==== Given data ====
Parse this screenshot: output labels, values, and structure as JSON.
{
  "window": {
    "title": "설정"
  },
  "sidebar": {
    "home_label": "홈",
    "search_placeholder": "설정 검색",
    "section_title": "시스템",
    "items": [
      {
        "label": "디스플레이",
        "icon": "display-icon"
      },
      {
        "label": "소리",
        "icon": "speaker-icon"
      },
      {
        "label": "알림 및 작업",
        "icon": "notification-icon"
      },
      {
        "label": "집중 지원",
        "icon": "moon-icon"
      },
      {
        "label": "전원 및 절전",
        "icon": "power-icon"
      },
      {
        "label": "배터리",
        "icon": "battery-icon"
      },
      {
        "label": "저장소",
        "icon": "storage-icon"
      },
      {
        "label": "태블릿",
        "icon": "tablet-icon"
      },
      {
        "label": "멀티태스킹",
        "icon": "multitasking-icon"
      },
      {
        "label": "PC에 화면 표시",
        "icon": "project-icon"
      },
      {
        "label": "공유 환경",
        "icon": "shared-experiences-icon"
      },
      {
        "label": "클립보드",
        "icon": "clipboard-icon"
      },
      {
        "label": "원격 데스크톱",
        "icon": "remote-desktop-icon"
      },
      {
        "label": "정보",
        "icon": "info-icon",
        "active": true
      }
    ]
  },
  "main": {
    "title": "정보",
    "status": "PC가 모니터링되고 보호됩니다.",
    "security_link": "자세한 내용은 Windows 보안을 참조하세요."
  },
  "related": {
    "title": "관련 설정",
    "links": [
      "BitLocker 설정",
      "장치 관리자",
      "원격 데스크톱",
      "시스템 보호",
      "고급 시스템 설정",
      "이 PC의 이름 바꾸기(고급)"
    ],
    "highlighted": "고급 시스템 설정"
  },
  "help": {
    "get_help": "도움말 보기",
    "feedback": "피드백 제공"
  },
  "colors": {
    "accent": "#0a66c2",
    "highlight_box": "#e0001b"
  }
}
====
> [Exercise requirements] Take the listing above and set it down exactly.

> [Response to this exercise]
Parse this screenshot: output labels, values, and structure as JSON.
{
  "window": {
    "title": "설정"
  },
  "sidebar": {
    "home_label": "홈",
    "search_placeholder": "설정 검색",
    "section_title": "시스템",
    "items": [
      {
        "label": "디스플레이",
        "icon": "display-icon"
      },
      {
        "label": "소리",
        "icon": "speaker-icon"
      },
      {
        "label": "알림 및 작업",
        "icon": "notification-icon"
      },
      {
        "label": "집중 지원",
        "icon": "moon-icon"
      },
      {
        "label": "전원 및 절전",
        "icon": "power-icon"
      },
      {
        "label": "배터리",
        "icon": "battery-icon"
      },
      {
        "label": "저장소",
        "icon": "storage-icon"
      },
      {
        "label": "태블릿",
        "icon": "tablet-icon"
      },
      {
        "label": "멀티태스킹",
        "icon": "multitasking-icon"
      },
      {
        "label": "PC에 화면 표시",
        "icon": "project-icon"
      },
      {
        "label": "공유 환경",
        "icon": "shared-experiences-icon"
      },
      {
        "label": "클립보드",
        "icon": "clipboard-icon"
      },
      {
        "label": "원격 데스크톱",
        "icon": "remote-desktop-icon"
      },
      {
        "label": "정보",
        "icon": "info-icon",
        "active": true
      }
    ]
  },
  "main": {
    "title": "정보",
    "status": "PC가 모니터링되고 보호됩니다.",
    "security_link": "자세한 내용은 Windows 보안을 참조하세요."
  },
  "related": {
    "title": "관련 설정",
    "links": [
      "BitLocker 설정",
      "장치 관리자",
      "원격 데스크톱",
      "시스템 보호",
      "고급 시스템 설정",
      "이 PC의 이름 바꾸기(고급)"
    ],
    "highlighted": "고급 시스템 설정"
  },
  "help": {
    "get_help": "도움말 보기",
    "feedback": "피드백 제공"
  },
  "colors": {
    "accent": "#0a66c2",
    "highlight_box": "#e0001b"
  }
}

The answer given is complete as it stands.